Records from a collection
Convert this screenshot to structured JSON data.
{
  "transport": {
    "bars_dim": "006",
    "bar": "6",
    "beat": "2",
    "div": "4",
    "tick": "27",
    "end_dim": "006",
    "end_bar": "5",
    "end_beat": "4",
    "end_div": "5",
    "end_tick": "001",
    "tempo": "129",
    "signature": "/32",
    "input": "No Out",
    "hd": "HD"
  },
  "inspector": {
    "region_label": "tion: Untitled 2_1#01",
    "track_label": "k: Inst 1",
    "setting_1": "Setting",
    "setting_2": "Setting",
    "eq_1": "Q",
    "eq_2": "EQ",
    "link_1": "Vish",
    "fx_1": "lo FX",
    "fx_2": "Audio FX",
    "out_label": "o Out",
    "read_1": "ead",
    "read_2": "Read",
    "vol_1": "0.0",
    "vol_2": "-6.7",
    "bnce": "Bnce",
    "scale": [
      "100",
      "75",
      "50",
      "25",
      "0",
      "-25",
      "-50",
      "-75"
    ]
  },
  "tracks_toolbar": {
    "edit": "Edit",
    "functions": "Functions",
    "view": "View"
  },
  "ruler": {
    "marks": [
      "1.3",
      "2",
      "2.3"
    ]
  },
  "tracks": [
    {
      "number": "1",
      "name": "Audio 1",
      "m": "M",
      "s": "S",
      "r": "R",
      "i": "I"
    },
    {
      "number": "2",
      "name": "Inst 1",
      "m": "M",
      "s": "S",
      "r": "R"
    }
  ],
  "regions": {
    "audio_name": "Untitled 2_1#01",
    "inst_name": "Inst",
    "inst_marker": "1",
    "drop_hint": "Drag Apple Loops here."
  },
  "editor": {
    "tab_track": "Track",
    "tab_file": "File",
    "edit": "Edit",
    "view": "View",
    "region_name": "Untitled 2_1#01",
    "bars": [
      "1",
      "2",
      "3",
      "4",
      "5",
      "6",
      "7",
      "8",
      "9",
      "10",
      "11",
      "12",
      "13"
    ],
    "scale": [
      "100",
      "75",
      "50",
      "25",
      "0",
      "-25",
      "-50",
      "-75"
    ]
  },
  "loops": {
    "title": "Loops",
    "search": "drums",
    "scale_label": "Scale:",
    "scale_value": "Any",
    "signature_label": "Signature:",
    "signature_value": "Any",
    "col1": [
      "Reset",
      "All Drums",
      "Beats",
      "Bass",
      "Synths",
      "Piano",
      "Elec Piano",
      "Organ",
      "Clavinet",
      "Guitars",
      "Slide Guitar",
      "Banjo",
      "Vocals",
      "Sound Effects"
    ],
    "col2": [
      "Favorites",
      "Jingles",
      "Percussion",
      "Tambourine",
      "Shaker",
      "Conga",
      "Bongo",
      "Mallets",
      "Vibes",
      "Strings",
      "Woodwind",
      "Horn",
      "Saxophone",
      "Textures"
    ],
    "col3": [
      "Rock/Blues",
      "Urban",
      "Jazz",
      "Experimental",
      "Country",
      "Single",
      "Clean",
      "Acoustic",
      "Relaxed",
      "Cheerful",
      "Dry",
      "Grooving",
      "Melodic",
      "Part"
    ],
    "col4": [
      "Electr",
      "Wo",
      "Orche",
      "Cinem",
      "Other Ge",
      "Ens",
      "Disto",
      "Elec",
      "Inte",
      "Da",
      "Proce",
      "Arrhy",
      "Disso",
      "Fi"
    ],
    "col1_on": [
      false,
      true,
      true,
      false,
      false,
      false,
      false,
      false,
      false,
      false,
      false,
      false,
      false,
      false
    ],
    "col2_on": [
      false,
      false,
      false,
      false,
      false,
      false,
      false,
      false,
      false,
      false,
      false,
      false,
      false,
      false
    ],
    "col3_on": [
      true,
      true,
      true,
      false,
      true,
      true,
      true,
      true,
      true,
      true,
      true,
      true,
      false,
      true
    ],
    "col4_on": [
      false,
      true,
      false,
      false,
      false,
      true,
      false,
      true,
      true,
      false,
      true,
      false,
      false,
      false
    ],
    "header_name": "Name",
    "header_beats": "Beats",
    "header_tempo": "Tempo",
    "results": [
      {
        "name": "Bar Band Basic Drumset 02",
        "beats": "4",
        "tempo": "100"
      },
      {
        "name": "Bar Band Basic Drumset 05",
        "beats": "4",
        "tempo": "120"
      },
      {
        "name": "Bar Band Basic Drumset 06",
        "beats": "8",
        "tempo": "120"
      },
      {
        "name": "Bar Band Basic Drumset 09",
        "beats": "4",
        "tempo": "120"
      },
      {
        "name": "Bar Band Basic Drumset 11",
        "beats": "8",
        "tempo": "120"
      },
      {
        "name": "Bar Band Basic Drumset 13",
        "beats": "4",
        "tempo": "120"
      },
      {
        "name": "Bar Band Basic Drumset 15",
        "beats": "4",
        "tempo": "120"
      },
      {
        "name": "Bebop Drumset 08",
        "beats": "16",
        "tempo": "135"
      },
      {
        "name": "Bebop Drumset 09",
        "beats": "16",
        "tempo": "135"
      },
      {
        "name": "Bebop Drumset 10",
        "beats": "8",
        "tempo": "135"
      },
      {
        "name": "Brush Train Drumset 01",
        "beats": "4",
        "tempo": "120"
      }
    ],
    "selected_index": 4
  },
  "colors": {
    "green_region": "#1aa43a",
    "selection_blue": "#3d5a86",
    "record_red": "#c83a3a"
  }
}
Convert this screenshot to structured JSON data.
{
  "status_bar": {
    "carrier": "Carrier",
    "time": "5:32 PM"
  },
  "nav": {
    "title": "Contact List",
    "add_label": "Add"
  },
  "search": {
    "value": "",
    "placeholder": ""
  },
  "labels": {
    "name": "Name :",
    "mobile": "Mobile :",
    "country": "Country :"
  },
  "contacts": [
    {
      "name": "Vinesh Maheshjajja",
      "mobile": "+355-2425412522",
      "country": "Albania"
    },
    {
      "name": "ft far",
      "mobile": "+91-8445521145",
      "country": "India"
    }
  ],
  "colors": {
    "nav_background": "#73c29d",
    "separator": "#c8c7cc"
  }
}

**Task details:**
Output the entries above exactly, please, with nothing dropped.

**Response to this exercise:**
Convert this screenshot to structured JSON data.
{
  "transport": {
    "bars_dim": "006",
    "bar": "6",
    "beat": "2",
    "div": "4",
    "tick": "27",
    "end_dim": "006",
    "end_bar": "5",
    "end_beat": "4",
    "end_div": "5",
    "end_tick": "001",
    "tempo": "129",
    "signature": "/32",
    "input": "No Out",
    "hd": "HD"
  },
  "inspector": {
    "region_label": "tion: Untitled 2_1#01",
    "track_label": "k: Inst 1",
    "setting_1": "Setting",
    "setting_2": "Setting",
    "eq_1": "Q",
    "eq_2": "EQ",
    "link_1": "Vish",
    "fx_1": "lo FX",
    "fx_2": "Audio FX",
    "out_label": "o Out",
    "read_1": "ead",
    "read_2": "Read",
    "vol_1": "0.0",
    "vol_2": "-6.7",
    "bnce": "Bnce",
    "scale": [
      "100",
      "75",
      "50",
      "25",
      "0",
      "-25",
      "-50",
      "-75"
    ]
  },
  "tracks_toolbar": {
    "edit": "Edit",
    "functions": "Functions",
    "view": "View"
  },
  "ruler": {
    "marks": [
      "1.3",
      "2",
      "2.3"
    ]
  },
  "tracks": [
    {
      "number": "1",
      "name": "Audio 1",
      "m": "M",
      "s": "S",
      "r": "R",
      "i": "I"
    },
    {
      "number": "2",
      "name": "Inst 1",
      "m": "M",
      "s": "S",
      "r": "R"
    }
  ],
  "regions": {
    "audio_name": "Untitled 2_1#01",
    "inst_name": "Inst",
    "inst_marker": "1",
    "drop_hint": "Drag Apple Loops here."
  },
  "editor": {
    "tab_track": "Track",
    "tab_file": "File",
    "edit": "Edit",
    "view": "View",
    "region_name": "Untitled 2_1#01",
    "bars": [
      "1",
      "2",
      "3",
      "4",
      "5",
      "6",
      "7",
      "8",
      "9",
      "10",
      "11",
      "12",
      "13"
    ],
    "scale": [
      "100",
      "75",
      "50",
      "25",
      "0",
      "-25",
      "-50",
      "-75"
    ]
  },
  "loops": {
    "title": "Loops",
    "search": "drums",
    "scale_label": "Scale:",
    "scale_value": "Any",
    "signature_label": "Signature:",
    "signature_value": "Any",
    "col1": [
      "Reset",
      "All Drums",
      "Beats",
      "Bass",
      "Synths",
      "Piano",
      "Elec Piano",
      "Organ",
      "Clavinet",
      "Guitars",
      "Slide Guitar",
      "Banjo",
      "Vocals",
      "Sound Effects"
    ],
    "col2": [
      "Favorites",
      "Jingles",
      "Percussion",
      "Tambourine",
      "Shaker",
      "Conga",
      "Bongo",
      "Mallets",
      "Vibes",
      "Strings",
      "Woodwind",
      "Horn",
      "Saxophone",
      "Textures"
    ],
    "col3": [
      "Rock/Blues",
      "Urban",
      "Jazz",
      "Experimental",
      "Country",
      "Single",
      "Clean",
      "Acoustic",
      "Relaxed",
      "Cheerful",
      "Dry",
      "Grooving",
      "Melodic",
      "Part"
    ],
    "col4": [
      "Electr",
      "Wo",
      "Orche",
      "Cinem",
      "Other Ge",
      "Ens",
      "Disto",
      "Elec",
      "Inte",
      "Da",
      "Proce",
      "Arrhy",
      "Disso",
      "Fi"
    ],
    "col1_on": [
      false,
      true,
      true,
      false,
      false,
      false,
      false,
      false,
      false,
      false,
      false,
      false,
      false,
      false
    ],
    "col2_on": [
      false,
      false,
      false,
      false,
      false,
      false,
      false,
      false,
      false,
      false,
      false,
      false,
      false,
      false
    ],
    "col3_on": [
      true,
      true,
      true,
      false,
      true,
      true,
      true,
      true,
      true,
      true,
      true,
      true,
      false,
      true
    ],
    "col4_on": [
      false,
      true,
      false,
      false,
      false,
      true,
      false,
      true,
      true,
      false,
      true,
      false,
      false,
      false
    ],
    "header_name": "Name",
    "header_beats": "Beats",
    "header_tempo": "Tempo",
    "results": [
      {
        "name": "Bar Band Basic Drumset 02",
        "beats": "4",
        "tempo": "100"
      },
      {
        "name": "Bar Band Basic Drumset 05",
        "beats": "4",
        "tempo": "120"
      },
      {
        "name": "Bar Band Basic Drumset 06",
        "beats": "8",
        "tempo": "120"
      },
      {
        "name": "Bar Band Basic Drumset 09",
        "beats": "4",
        "tempo": "120"
      },
      {
        "name": "Bar Band Basic Drumset 11",
        "beats": "8",
        "tempo": "120"
      },
      {
        "name": "Bar Band Basic Drumset 13",
        "beats": "4",
        "tempo": "120"
      },
      {
        "name": "Bar Band Basic Drumset 15",
        "beats": "4",
        "tempo": "120"
      },
      {
        "name": "Bebop Drumset 08",
        "beats": "16",
        "tempo": "135"
      },
      {
        "name": "Bebop Drumset 09",
        "beats": "16",
        "tempo": "135"
      },
      {
        "name": "Bebop Drumset 10",
        "beats": "8",
        "tempo": "135"
      },
      {
        "name": "Brush Train Drumset 01",
        "beats": "4",
        "tempo": "120"
      }
    ],
    "selected_index": 4
  },
  "colors": {
    "green_region": "#1aa43a",
    "selection_blue": "#3d5a86",
    "record_red": "#c83a3a"
  }
}
Convert this screenshot to structured JSON data.
{
  "status_bar": {
    "carrier": "Carrier",
    "time": "5:32 PM"
  },
  "nav": {
    "title": "Contact List",
    "add_label": "Add"
  },
  "search": {
    "value": "",
    "placeholder": ""
  },
  "labels": {
    "name": "Name :",
    "mobile": "Mobile :",
    "country": "Country :"
  },
  "contacts": [
    {
      "name": "Vinesh Maheshjajja",
      "mobile": "+355-2425412522",
      "country": "Albania"
    },
    {
      "name": "ft far",
      "mobile": "+91-8445521145",
      "country": "India"
    }
  ],
  "colors": {
    "nav_background": "#73c29d",
    "separator": "#c8c7cc"
  }
}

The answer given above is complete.